* _Problem description_
Repeat exactly the line that contains "What data populates" and every line after it, down to the last line of the entries below. Do not include pictures.

====== Entries provided

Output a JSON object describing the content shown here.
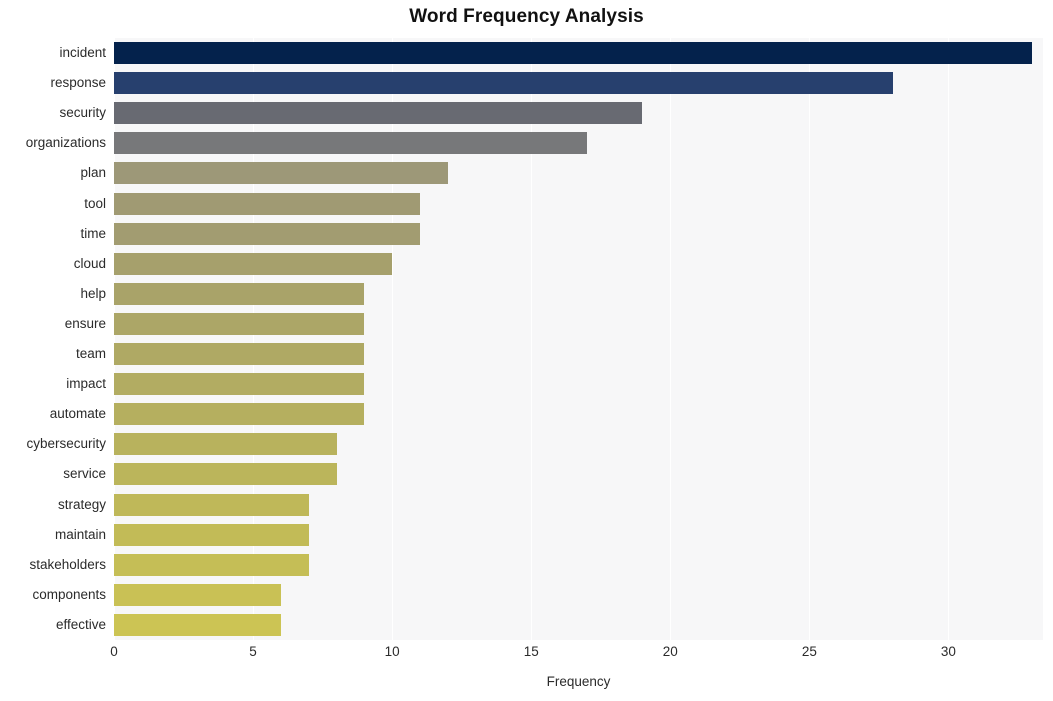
{
  "chart_data": {
    "type": "bar",
    "orientation": "horizontal",
    "title": "Word Frequency Analysis",
    "xlabel": "Frequency",
    "ylabel": "",
    "xlim": [
      0,
      33.4
    ],
    "xticks": [
      0,
      5,
      10,
      15,
      20,
      25,
      30
    ],
    "xtick_labels": [
      "0",
      "5",
      "10",
      "15",
      "20",
      "25",
      "30"
    ],
    "grid": "vertical-white-on-light-background",
    "legend": "none",
    "categories": [
      "incident",
      "response",
      "security",
      "organizations",
      "plan",
      "tool",
      "time",
      "cloud",
      "help",
      "ensure",
      "team",
      "impact",
      "automate",
      "cybersecurity",
      "service",
      "strategy",
      "maintain",
      "stakeholders",
      "components",
      "effective"
    ],
    "values": [
      33,
      28,
      19,
      17,
      12,
      11,
      11,
      10,
      9,
      9,
      9,
      9,
      9,
      8,
      8,
      7,
      7,
      7,
      6,
      6
    ],
    "bar_colors": [
      "#04224c",
      "#27406e",
      "#686a72",
      "#77787a",
      "#9d9878",
      "#a09a73",
      "#a29c71",
      "#a6a06c",
      "#a9a369",
      "#aca667",
      "#afa964",
      "#b2ac62",
      "#b5af5f",
      "#b8b25d",
      "#bbb55b",
      "#bfb859",
      "#c2bb57",
      "#c5be56",
      "#c9c155",
      "#ccc454"
    ],
    "plot_background": "#f7f7f8",
    "figure_background": "#ffffff",
    "title_color": "#111111",
    "tick_color": "#2b2b2b"
  }
}
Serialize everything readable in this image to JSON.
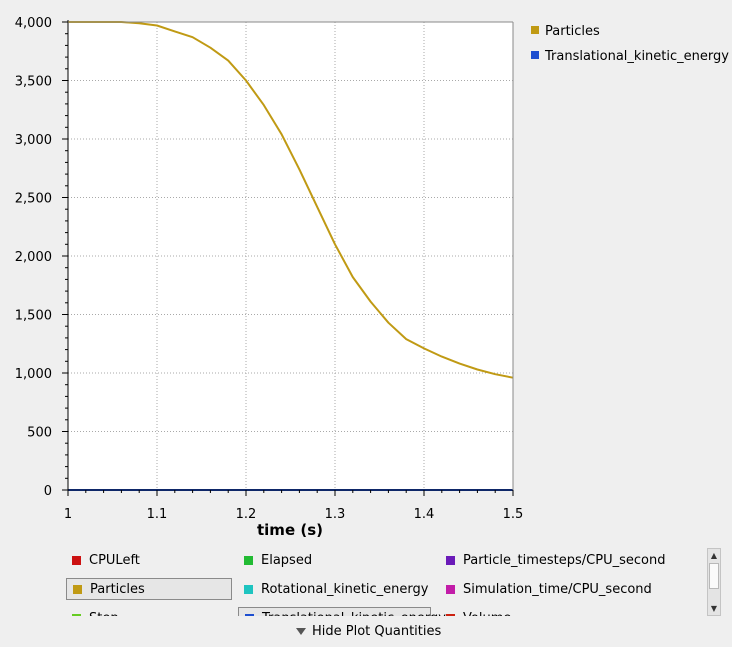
{
  "chart_data": {
    "type": "line",
    "title": "",
    "xlabel": "time (s)",
    "ylabel": "",
    "xlim": [
      1,
      1.5
    ],
    "ylim": [
      0,
      4000
    ],
    "x_ticks": [
      1,
      1.1,
      1.2,
      1.3,
      1.4,
      1.5
    ],
    "x_tick_labels": [
      "1",
      "1.1",
      "1.2",
      "1.3",
      "1.4",
      "1.5"
    ],
    "y_ticks": [
      0,
      500,
      1000,
      1500,
      2000,
      2500,
      3000,
      3500,
      4000
    ],
    "y_tick_labels": [
      "0",
      "500",
      "1,000",
      "1,500",
      "2,000",
      "2,500",
      "3,000",
      "3,500",
      "4,000"
    ],
    "grid": true,
    "legend_position": "top-right",
    "series": [
      {
        "name": "Particles",
        "color": "#c09a14",
        "x": [
          1.0,
          1.02,
          1.04,
          1.06,
          1.08,
          1.1,
          1.12,
          1.14,
          1.16,
          1.18,
          1.2,
          1.22,
          1.24,
          1.26,
          1.28,
          1.3,
          1.32,
          1.34,
          1.36,
          1.38,
          1.4,
          1.42,
          1.44,
          1.46,
          1.48,
          1.5
        ],
        "y": [
          4000,
          4000,
          4000,
          4000,
          3990,
          3970,
          3920,
          3870,
          3780,
          3670,
          3500,
          3290,
          3040,
          2740,
          2420,
          2100,
          1820,
          1610,
          1430,
          1290,
          1210,
          1140,
          1080,
          1030,
          990,
          960
        ]
      },
      {
        "name": "Translational_kinetic_energy",
        "color": "#1d4ed0",
        "x": [
          1.0,
          1.5
        ],
        "y": [
          0,
          0
        ]
      }
    ]
  },
  "plot_quantities": {
    "items": [
      {
        "label": "CPULeft",
        "color": "#cc1111",
        "selected": false
      },
      {
        "label": "Elapsed",
        "color": "#22bb33",
        "selected": false
      },
      {
        "label": "Particle_timesteps/CPU_second",
        "color": "#6a1ab8",
        "selected": false
      },
      {
        "label": "Particles",
        "color": "#c09a14",
        "selected": true
      },
      {
        "label": "Rotational_kinetic_energy",
        "color": "#1ec4c0",
        "selected": false
      },
      {
        "label": "Simulation_time/CPU_second",
        "color": "#c21ca8",
        "selected": false
      },
      {
        "label": "Step",
        "color": "#66cc22",
        "selected": false
      },
      {
        "label": "Translational_kinetic_energy",
        "color": "#1d4ed0",
        "selected": true
      },
      {
        "label": "Volume",
        "color": "#cc2211",
        "selected": false
      }
    ],
    "toggle_label": "Hide Plot Quantities",
    "toggle_icon": "triangle-down-icon"
  }
}
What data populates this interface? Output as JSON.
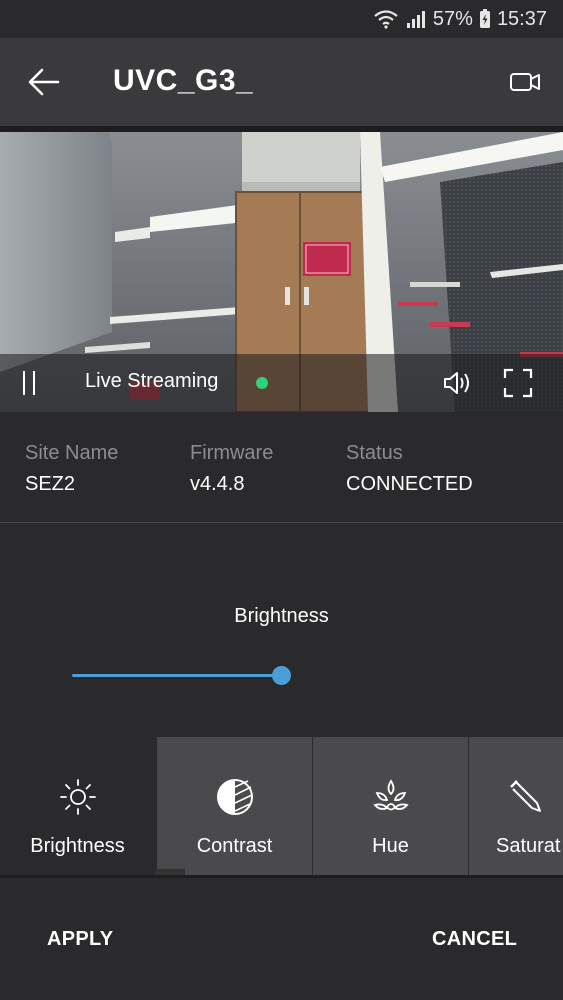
{
  "status_bar": {
    "battery": "57%",
    "time": "15:37",
    "icons": [
      "wifi-icon",
      "signal-icon",
      "battery-icon"
    ]
  },
  "toolbar": {
    "title": "UVC_G3_",
    "back_icon": "arrow-left-icon",
    "camera_icon": "video-camera-icon"
  },
  "video": {
    "live_label": "Live Streaming",
    "live_dot_color": "#2fd27a",
    "icons": [
      "pause-icon",
      "volume-icon",
      "fullscreen-icon"
    ]
  },
  "info": {
    "site_name_label": "Site Name",
    "site_name_value": "SEZ2",
    "firmware_label": "Firmware",
    "firmware_value": "v4.4.8",
    "status_label": "Status",
    "status_value": "CONNECTED"
  },
  "adjust": {
    "title": "Brightness",
    "slider_value_fraction": 1.0,
    "accent_color": "#4a9fd8"
  },
  "tabs": [
    {
      "label": "Brightness",
      "icon": "sun-icon",
      "active": true
    },
    {
      "label": "Contrast",
      "icon": "contrast-icon",
      "active": false
    },
    {
      "label": "Hue",
      "icon": "hue-icon",
      "active": false
    },
    {
      "label": "Saturat",
      "icon": "dropper-icon",
      "active": false
    }
  ],
  "actions": {
    "apply_label": "APPLY",
    "cancel_label": "CANCEL"
  }
}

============

* _Exercise output_
What data populates this interface? Output as JSON.
{
  "status_bar": {
    "battery": "57%",
    "time": "15:37",
    "icons": [
      "wifi-icon",
      "signal-icon",
      "battery-icon"
    ]
  },
  "toolbar": {
    "title": "UVC_G3_",
    "back_icon": "arrow-left-icon",
    "camera_icon": "video-camera-icon"
  },
  "video": {
    "live_label": "Live Streaming",
    "live_dot_color": "#2fd27a",
    "icons": [
      "pause-icon",
      "volume-icon",
      "fullscreen-icon"
    ]
  },
  "info": {
    "site_name_label": "Site Name",
    "site_name_value": "SEZ2",
    "firmware_label": "Firmware",
    "firmware_value": "v4.4.8",
    "status_label": "Status",
    "status_value": "CONNECTED"
  },
  "adjust": {
    "title": "Brightness",
    "slider_value_fraction": 1.0,
    "accent_color": "#4a9fd8"
  },
  "tabs": [
    {
      "label": "Brightness",
      "icon": "sun-icon",
      "active": true
    },
    {
      "label": "Contrast",
      "icon": "contrast-icon",
      "active": false
    },
    {
      "label": "Hue",
      "icon": "hue-icon",
      "active": false
    },
    {
      "label": "Saturat",
      "icon": "dropper-icon",
      "active": false
    }
  ],
  "actions": {
    "apply_label": "APPLY",
    "cancel_label": "CANCEL"
  }
}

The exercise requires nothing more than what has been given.